Led by falling prices for fuel and energy, everyday prices crept down in August. AIER’s Everyday Price Index (EPI) fell 0.1 percent following a three-month string of moderate increases.
As Chart 2 shows, the CPI increased 0.1 percent, but on a seasonally adjusted basis. (The EPI is not seasonally adjusted.) See Chart 1 for a long-term comparison of the EPI and CPI.
Motor fuel and transportation is a major contributor to the August decline, falling 0.3 percent. In this category, motor fuel prices decreased 0.5 percent, offsetting the increase in motor vehicle insurance and public transportation.
Despite concerns over effect of the conflict in Syria on Middle East oil supply, the outlook for motor fuel indicates that the average motor fuel price will be lower than it was last year. The futures price for Brent crude settled at $108.19 per barrel on September 17, the lowest since the end of July. The U.S. Energy Information Administration (EIA) has projected that the average Brent crude oil price this year will still be lower than it was last year. EIA expects this decreasing trend to continue through 2014. At press time, the average regular gasoline price at the pump is $3.55 per gallon, $0.04 lower than the average year-to-date price.
Household fuel, utilities, and supplies, which trended down 0.4 percent, was another major factor in the August decline. In this category, household energy was the driver. Utility (pipe) gas service prices declined 2 percent, and electricity bills decreased 0.5 percent, which offset the increases in fuel oil, propane, and kerosene.
While the monthly change in electricity prices is its second decrease this year, this will not overturn the upward trend. Year-over-year, changes in electricity prices have been gradually accelerating from a 1 percent increase in January to a 3 percent increase in August.
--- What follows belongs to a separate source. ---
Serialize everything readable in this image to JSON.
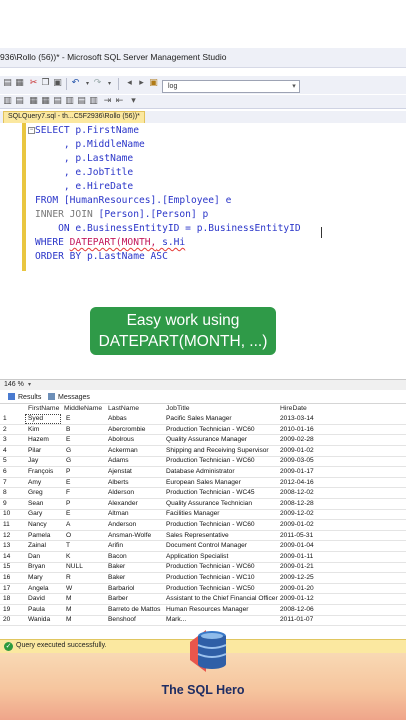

Utility (pipe) gas prices have been increasing on a year-over-year basis since last July. The relatively low price of natural gas after 2006 allowed manufacturers to switch to natural gas for their production and heating fuel needs. With the current revival of manufacturing, more demand for natural gas will keep driving up its price.
While the energy expenditures that make up the biggest portion of consumers’ everyday expenses dropped last month, expenditures that constitute a small portion of everyday expenses went up.
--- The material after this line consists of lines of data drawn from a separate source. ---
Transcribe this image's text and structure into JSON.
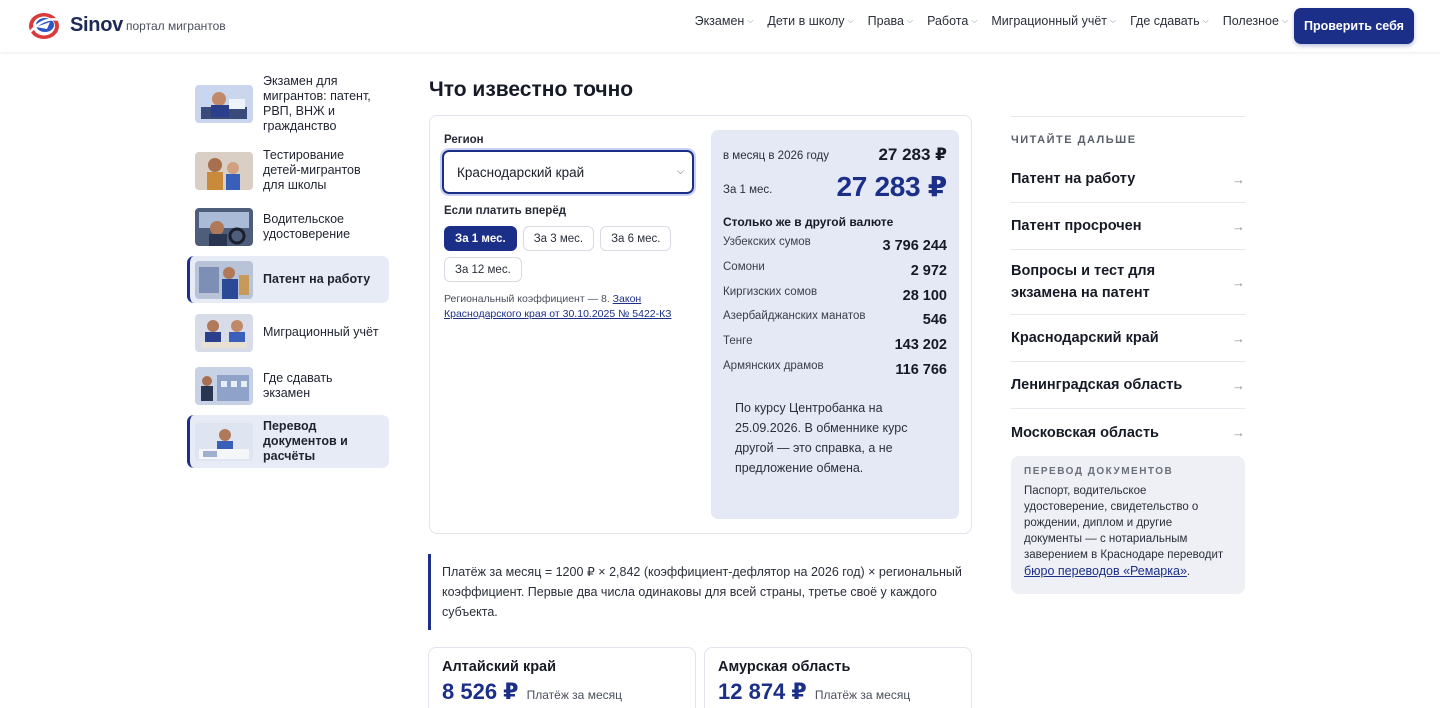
{
  "header": {
    "brand": "Sinov",
    "tagline": "портал мигрантов",
    "nav": [
      "Экзамен",
      "Дети в школу",
      "Права",
      "Работа",
      "Миграционный учёт",
      "Где сдавать",
      "Полезное"
    ],
    "cta": "Проверить себя"
  },
  "sidebar": {
    "items": [
      {
        "label": "Экзамен для мигрантов: патент, РВП, ВНЖ и гражданство"
      },
      {
        "label": "Тестирование детей-мигрантов для школы"
      },
      {
        "label": "Водительское удостоверение"
      },
      {
        "label": "Патент на работу"
      },
      {
        "label": "Миграционный учёт"
      },
      {
        "label": "Где сдавать экзамен"
      },
      {
        "label": "Перевод документов и расчёты"
      }
    ]
  },
  "main": {
    "title": "Что известно точно",
    "calculator": {
      "region_label": "Регион",
      "region_value": "Краснодарский край",
      "prepay_label": "Если платить вперёд",
      "periods": [
        "За 1 мес.",
        "За 3 мес.",
        "За 6 мес.",
        "За 12 мес."
      ],
      "coef_prefix": "Региональный коэффициент — 8.",
      "coef_link": "Закон Краснодарского края от 30.10.2025 № 5422-КЗ"
    },
    "result": {
      "per_month_label": "в месяц в 2026 году",
      "per_month_value": "27 283 ₽",
      "period_label": "За 1 мес.",
      "period_value": "27 283 ₽",
      "currency_title": "Столько же в другой валюте",
      "currencies": [
        {
          "name": "Узбекских сумов",
          "value": "3 796 244"
        },
        {
          "name": "Сомони",
          "value": "2 972"
        },
        {
          "name": "Киргизских сомов",
          "value": "28 100"
        },
        {
          "name": "Азербайджанских манатов",
          "value": "546"
        },
        {
          "name": "Тенге",
          "value": "143 202"
        },
        {
          "name": "Армянских драмов",
          "value": "116 766"
        }
      ],
      "note": "По курсу Центробанка на 25.09.2026. В обменнике курс другой — это справка, а не предложение обмена."
    },
    "formula": "Платёж за месяц = 1200 ₽ × 2,842 (коэффициент-дефлятор на 2026 год) × региональный коэффициент. Первые два числа одинаковы для всей страны, третье своё у каждого субъекта.",
    "region_cards": [
      {
        "title": "Алтайский край",
        "value": "8 526 ₽",
        "sub": "Платёж за месяц"
      },
      {
        "title": "Амурская область",
        "value": "12 874 ₽",
        "sub": "Платёж за месяц"
      }
    ]
  },
  "right": {
    "read_more_label": "ЧИТАЙТЕ ДАЛЬШЕ",
    "links": [
      "Патент на работу",
      "Патент просрочен",
      "Вопросы и тест для экзамена на патент",
      "Краснодарский край",
      "Ленинградская область",
      "Московская область"
    ],
    "ad": {
      "label": "ПЕРЕВОД ДОКУМЕНТОВ",
      "text": "Паспорт, водительское удостоверение, свидетельство о рождении, диплом и другие документы — с нотариальным заверением в Краснодаре переводит",
      "link": "бюро переводов «Ремарка»",
      "suffix": "."
    }
  },
  "colors": {
    "accent": "#1c2f88",
    "panel": "#e5e9f6"
  }
}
Prescription drug prices had the biggest increase last month, at 0.7 percent. But on a year-to-year basis, the increase has been slowing and the price has stayed relatively stable for four months.
Prices for tobacco and smoking products increased 0.4 percent. Year-over-year increases suggest that their prices will continue in an upward trend.
The prices of personal care products and services also went up 0.4 percent. The main driver is prices forpersonal care services. Prices for personal care productshave been on a downward trend on a year-over-year basis.
About the EPI
AIER’s Everyday Price Index (EPI) measures the changing prices of frequently purchased items like food and utilities. We do this by selecting the prices of goods and services from the thousands collected monthly by the Bureau of Labor Statistics in computing its Consumer Price Index. The EPI basket contains only prices of goods and services that Americans typically buy at least once a month, excluding contractually fixed purchases such as mortgages. Our staff economists weight each EPI category in proportion to its share of Americans’ average monthly expenditures. In order to better reflect the out-of-pocket prices that consumers experience on a daily basis, the EPI does not seasonally adjust prices.